What is needed | The expected response is a copy of every line in the entries below that includes the word "device".

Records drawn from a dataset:
================================

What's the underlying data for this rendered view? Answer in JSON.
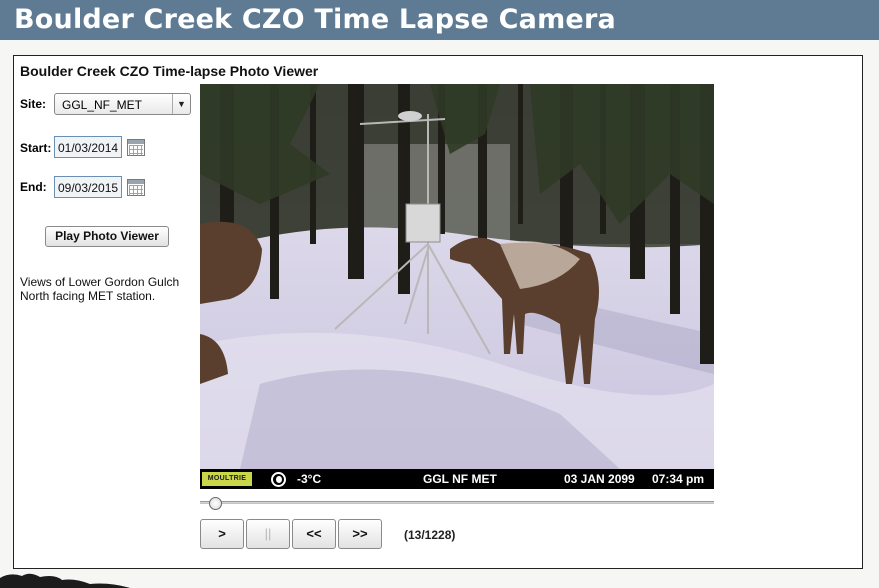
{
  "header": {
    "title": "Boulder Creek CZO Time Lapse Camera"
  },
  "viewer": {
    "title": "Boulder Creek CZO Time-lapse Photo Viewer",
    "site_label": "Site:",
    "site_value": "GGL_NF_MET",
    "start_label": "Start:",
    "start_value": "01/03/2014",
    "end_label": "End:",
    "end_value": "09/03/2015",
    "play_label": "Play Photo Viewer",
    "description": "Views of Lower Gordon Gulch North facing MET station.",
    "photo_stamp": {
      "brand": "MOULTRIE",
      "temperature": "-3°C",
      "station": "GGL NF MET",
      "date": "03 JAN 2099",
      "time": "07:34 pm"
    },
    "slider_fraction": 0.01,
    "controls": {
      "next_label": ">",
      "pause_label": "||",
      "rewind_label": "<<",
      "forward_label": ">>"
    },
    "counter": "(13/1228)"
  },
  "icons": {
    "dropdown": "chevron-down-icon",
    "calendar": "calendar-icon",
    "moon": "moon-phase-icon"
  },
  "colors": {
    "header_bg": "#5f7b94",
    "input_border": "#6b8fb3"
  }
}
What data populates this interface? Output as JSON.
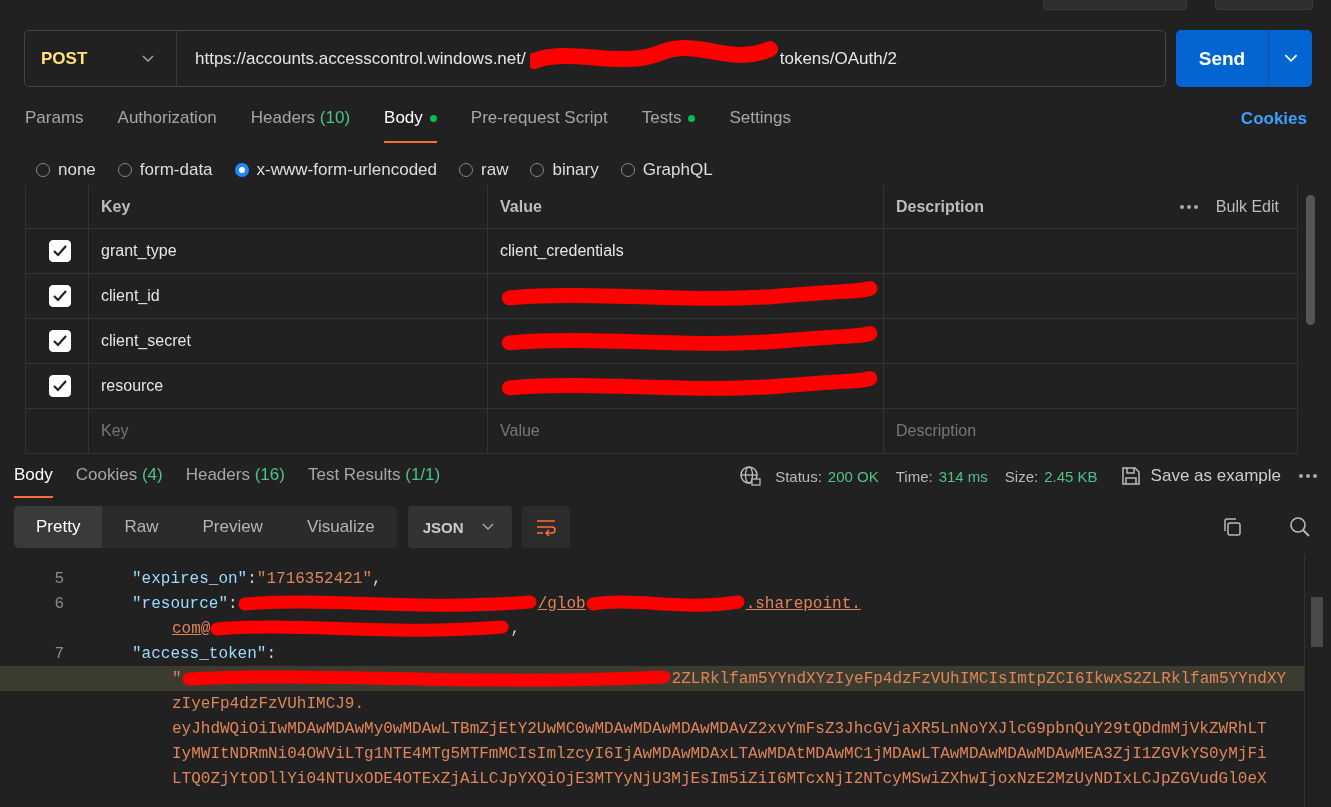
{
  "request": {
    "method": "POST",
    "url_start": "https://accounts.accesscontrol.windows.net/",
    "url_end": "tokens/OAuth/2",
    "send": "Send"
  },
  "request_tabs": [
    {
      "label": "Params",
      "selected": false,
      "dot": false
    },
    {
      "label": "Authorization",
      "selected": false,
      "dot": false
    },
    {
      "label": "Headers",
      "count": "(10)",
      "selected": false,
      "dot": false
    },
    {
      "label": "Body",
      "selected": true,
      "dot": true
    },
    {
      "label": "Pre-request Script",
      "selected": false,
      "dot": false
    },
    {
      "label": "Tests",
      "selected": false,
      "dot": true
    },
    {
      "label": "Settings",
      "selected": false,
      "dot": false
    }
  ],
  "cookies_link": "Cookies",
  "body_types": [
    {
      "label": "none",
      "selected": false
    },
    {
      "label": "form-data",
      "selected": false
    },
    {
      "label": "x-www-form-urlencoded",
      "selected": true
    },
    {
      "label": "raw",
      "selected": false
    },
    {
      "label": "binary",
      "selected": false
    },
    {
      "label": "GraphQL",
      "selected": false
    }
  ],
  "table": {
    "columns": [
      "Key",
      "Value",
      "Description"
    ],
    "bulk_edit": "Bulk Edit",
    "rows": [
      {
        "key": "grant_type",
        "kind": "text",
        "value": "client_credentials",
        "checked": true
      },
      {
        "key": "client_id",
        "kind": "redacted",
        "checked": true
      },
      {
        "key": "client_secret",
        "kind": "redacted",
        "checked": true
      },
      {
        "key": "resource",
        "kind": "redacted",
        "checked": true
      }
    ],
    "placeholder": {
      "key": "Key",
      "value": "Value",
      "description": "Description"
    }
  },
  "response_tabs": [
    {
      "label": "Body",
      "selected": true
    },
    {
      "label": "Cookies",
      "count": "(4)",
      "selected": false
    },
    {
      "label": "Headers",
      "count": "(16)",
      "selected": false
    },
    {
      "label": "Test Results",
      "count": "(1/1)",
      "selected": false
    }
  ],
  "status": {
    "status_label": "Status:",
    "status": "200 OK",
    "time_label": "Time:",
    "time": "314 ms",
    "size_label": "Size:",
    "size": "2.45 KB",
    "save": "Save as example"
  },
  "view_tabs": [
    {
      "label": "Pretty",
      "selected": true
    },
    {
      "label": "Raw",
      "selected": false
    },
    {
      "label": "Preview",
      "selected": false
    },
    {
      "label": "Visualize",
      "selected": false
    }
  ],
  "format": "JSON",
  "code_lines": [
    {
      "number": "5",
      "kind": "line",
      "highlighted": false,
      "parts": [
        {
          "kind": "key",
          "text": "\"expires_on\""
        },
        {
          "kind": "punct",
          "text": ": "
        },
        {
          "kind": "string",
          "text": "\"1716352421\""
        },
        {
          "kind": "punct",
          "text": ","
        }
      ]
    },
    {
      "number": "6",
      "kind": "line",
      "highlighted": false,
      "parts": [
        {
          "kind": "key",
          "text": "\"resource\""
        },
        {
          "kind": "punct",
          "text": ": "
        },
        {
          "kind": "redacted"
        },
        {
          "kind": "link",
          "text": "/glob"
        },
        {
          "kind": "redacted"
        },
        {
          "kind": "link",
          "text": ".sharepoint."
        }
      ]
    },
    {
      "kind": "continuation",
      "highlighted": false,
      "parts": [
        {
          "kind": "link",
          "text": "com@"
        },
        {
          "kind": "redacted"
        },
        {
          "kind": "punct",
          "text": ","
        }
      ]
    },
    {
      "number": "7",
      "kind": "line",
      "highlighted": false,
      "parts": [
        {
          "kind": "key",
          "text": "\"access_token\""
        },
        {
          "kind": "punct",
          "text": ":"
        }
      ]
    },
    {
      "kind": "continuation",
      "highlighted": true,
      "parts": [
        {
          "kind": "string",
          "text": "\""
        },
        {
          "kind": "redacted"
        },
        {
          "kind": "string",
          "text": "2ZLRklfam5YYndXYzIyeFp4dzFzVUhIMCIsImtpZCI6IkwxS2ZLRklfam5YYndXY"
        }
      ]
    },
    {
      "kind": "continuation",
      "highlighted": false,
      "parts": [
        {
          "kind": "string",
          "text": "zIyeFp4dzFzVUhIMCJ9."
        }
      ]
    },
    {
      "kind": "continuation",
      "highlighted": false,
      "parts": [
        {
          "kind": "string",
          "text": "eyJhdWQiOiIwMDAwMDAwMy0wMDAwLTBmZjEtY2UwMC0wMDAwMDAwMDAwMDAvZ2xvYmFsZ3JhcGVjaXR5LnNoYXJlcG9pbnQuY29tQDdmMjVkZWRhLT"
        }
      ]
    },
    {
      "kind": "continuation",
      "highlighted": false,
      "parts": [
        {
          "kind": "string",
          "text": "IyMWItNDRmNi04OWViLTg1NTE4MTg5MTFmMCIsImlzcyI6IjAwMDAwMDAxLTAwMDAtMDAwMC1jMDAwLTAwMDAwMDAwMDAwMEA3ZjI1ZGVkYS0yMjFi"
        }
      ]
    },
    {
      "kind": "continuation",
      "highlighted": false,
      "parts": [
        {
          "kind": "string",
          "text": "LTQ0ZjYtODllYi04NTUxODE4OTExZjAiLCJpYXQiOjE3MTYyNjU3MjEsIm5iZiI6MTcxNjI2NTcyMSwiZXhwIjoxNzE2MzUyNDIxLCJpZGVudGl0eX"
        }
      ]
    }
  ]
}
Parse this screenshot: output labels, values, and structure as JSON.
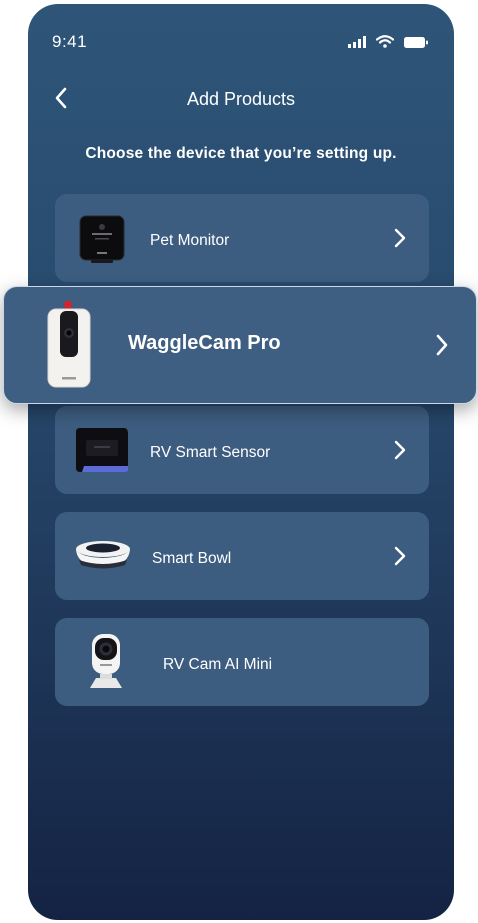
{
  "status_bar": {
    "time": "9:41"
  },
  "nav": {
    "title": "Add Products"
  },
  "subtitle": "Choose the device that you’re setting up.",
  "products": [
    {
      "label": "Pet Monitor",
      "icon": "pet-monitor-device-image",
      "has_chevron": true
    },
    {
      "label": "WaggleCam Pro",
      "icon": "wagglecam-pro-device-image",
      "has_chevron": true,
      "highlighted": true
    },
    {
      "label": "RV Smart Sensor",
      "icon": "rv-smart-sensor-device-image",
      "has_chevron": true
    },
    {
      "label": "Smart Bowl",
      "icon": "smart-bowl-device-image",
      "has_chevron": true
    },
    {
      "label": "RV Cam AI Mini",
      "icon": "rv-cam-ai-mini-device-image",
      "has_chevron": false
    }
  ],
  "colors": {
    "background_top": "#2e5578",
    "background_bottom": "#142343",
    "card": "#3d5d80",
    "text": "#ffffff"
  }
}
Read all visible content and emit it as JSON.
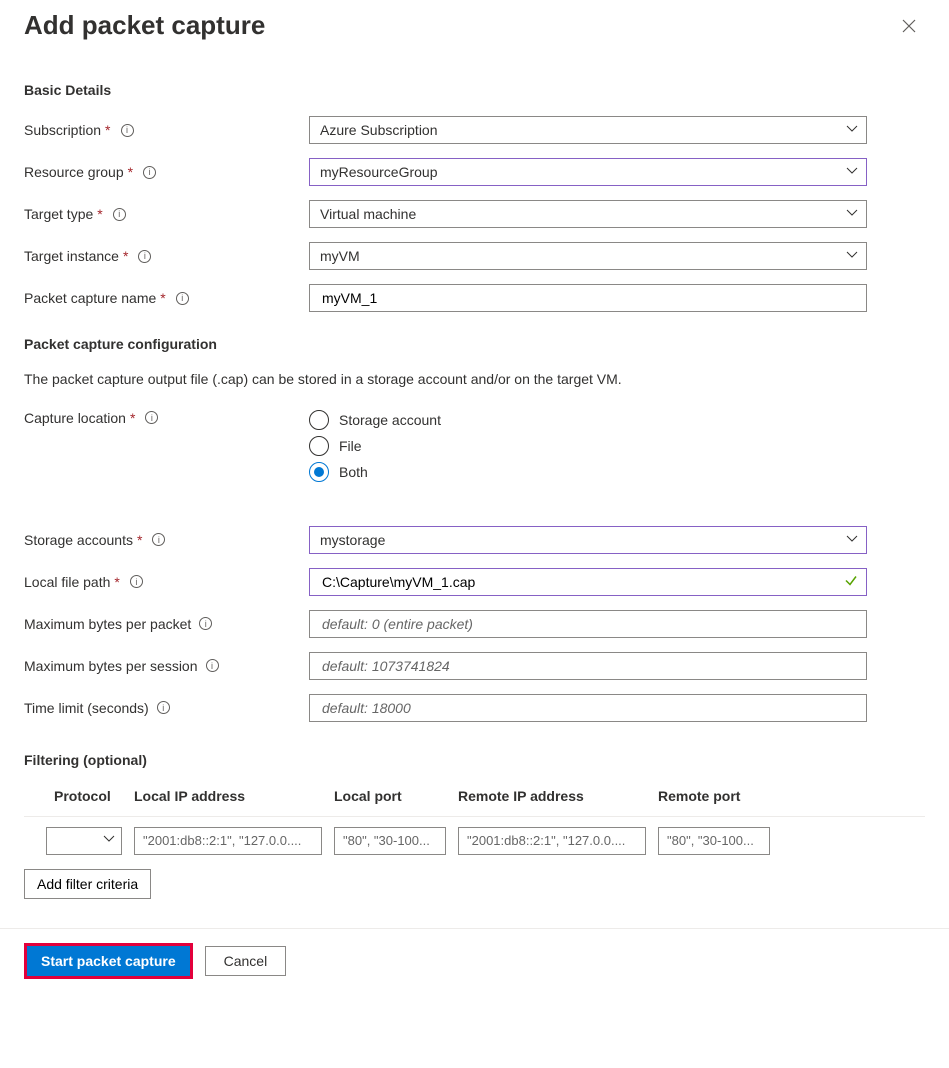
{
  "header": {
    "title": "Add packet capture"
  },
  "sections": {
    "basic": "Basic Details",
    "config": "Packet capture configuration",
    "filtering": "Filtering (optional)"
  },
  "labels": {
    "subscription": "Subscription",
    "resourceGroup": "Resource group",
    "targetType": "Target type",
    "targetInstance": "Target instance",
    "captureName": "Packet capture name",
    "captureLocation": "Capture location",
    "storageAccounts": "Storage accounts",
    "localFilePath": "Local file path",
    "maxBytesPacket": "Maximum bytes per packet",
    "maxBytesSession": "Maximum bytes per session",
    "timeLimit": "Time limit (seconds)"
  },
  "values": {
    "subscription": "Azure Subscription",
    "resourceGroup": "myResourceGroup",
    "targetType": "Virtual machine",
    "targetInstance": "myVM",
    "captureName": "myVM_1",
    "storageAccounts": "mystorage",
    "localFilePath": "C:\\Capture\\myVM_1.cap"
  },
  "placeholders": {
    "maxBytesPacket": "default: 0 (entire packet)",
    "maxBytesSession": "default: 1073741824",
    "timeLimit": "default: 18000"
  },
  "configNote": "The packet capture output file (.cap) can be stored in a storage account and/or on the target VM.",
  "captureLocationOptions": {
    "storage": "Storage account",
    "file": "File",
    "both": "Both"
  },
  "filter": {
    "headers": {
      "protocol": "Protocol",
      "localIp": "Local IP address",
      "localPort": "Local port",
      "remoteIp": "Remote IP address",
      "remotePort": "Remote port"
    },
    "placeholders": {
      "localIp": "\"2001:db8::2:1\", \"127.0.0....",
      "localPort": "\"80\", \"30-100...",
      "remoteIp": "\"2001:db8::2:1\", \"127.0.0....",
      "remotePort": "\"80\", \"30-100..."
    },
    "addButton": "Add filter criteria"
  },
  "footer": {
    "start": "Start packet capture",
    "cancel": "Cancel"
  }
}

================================

Task output |
  "subtitle": "Choose the device that you’re setting up.",
      "icon": "pet-monitor-device-image",
      "icon": "wagglecam-pro-device-image",
      "icon": "rv-smart-sensor-device-image",
      "icon": "smart-bowl-device-image",
      "icon": "rv-cam-ai-mini-device-image",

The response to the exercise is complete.